20 December 2019

Optical Quantum Computing for a pervasive, fast and low consuming AI

Current AI solutions are quite resources/energy-hungry and still time-consuming. In fact, today DNNs (as other AI models) still rely on Boolean algebra transistors to do an enormous amount of digital computations over huge data sets. The roadblock is that chipsets technologies aren’t getting faster at the same pace as AI software solutions are progressing in serving markets’ needs.

Will this energy consuming trend be really sustainable in the long term? 

We remind that in basic functioning of a DNN, each high-level layer learns increasingly abstract higher-level features, providing a useful, and at times reduced, representation of the features to a lower-level layer. This similarity is suggestin, the intriguing possibility that DNNs principles are deeply rooted in Quantum Field Theory and Quantum Electromagnetics. This aspect is, perhaps, offering a way to bypass above roadblocks: developing AI technologies based on photonic/optical computing systems which are much faster and much less energy-consuming that current ones.

As a matter of fact, while, in line with the Moore’s law, electronics starts facing physically fundamental bottlenecks, nanophotonics technologies are considered promising candidates to overcome electronics future limitations. Consider that DNNs operations are mostly matrix multiplications, and nanophotonic circuits can make such operations almost at the speed of light and very efficiently due to the nature of photons. In simple words, photonic/optical computing uses electromagnetic signals (e.g., via laser beams) to store, transfer and process information. Optics has been around for decades, but until now, it has been mostly limited to laser transmission over optical fiber. Today technologies, using optical signals to do computations and store data, would accelerate AI computing by orders of magnitude in latency, throughput and power efficiency.

Matrix multiplication is the most power hungry and time-consuming operations in AI algorithms. Extrapolating current trends, speed of electronics components performing matrix calculations is likely to insufficient for supporting future AI applications, at least in the long term. Reducing the electric energy consumptions is also another strict requirement for sustainability.

Neuroscience may hold the solution. Our brain is not digital, it’s analogue, and it makes calculations all the time using electromagnetics signals, consuming just 30 W.

The advantage of using light processing to do matrix multiplication plays significantly in speeding up calculations and power savings.
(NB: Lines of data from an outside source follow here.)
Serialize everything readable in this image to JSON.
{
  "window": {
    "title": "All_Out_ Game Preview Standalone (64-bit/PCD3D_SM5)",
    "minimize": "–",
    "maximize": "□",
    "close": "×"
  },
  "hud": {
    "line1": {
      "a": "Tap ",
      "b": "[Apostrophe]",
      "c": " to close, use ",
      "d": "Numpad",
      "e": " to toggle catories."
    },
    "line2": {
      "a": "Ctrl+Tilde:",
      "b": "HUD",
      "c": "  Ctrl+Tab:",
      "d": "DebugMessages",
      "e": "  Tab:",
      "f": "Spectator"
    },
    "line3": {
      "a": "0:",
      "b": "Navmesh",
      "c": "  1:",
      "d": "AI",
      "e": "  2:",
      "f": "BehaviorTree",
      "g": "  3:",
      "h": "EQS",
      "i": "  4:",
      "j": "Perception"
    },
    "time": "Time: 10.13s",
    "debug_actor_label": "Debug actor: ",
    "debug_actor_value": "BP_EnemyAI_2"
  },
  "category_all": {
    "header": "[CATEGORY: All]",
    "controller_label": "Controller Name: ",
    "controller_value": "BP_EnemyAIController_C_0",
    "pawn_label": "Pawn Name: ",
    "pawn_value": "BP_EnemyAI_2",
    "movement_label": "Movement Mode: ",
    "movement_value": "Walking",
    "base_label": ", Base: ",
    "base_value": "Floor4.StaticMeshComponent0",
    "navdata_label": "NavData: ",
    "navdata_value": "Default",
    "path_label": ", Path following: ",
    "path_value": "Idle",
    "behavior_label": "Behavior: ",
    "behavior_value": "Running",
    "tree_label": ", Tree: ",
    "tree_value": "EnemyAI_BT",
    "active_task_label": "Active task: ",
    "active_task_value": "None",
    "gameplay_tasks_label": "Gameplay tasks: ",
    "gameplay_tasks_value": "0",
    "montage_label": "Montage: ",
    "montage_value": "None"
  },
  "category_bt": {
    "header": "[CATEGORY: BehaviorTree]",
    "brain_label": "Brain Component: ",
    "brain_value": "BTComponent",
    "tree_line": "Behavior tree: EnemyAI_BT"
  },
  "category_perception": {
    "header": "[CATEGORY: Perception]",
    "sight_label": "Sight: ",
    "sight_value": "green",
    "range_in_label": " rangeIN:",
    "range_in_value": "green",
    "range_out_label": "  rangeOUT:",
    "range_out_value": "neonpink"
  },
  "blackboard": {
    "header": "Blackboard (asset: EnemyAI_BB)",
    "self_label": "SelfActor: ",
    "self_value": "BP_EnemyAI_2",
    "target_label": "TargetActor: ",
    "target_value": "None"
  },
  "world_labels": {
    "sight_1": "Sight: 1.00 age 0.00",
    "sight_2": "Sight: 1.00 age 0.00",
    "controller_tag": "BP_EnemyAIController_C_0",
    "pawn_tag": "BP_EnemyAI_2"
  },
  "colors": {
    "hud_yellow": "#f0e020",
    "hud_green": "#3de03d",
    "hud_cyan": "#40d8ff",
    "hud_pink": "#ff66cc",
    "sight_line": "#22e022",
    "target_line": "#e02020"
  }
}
In fact, instead of using streams of electrons, the calculations are performed by beams of photons that interact with one another, in a medium, and with optical resonators and guiding components. To make it simple: unlike electrons, photons have no mass, travel at light-speed and draw no additional power once generated.

Interesting prototypes of an all-optical DNN are already available. For example, in this paper [1] shows the feasibility study of an all-optical diffractive DNN. The prototype is made of a set of diffractive layers, where each point (equivalent to a neuron) acts as a secondary source of an electromagnetic wave directed to the following layer.

The amplitude and phase of the secondary wave are determined by the product of the input wave and the complex-valued transmission or reflection coefficient at that point (following the laws of transformation optics). The transmission/reflection coefficient of each point of a layer is a learnable network parameter, which is iteratively adjusted during the training process (e.g., performed in a computer) using a classical error back-propagation method. After the training, the design of the layer is fixed as the transmission/reflection coefficients of all the neurons of all layers are determined. 

Other examples of prototypes are based on the metamaterials, information meta-surface, and optical field-programmable gate array based on Mach-Zehnder Interferometers.

[1] Lin, Xing, et al. "All-optical machine learning using diffractive deep neural networks. Science 361.6406 (2018): 1004-1008.

More about this at the following link.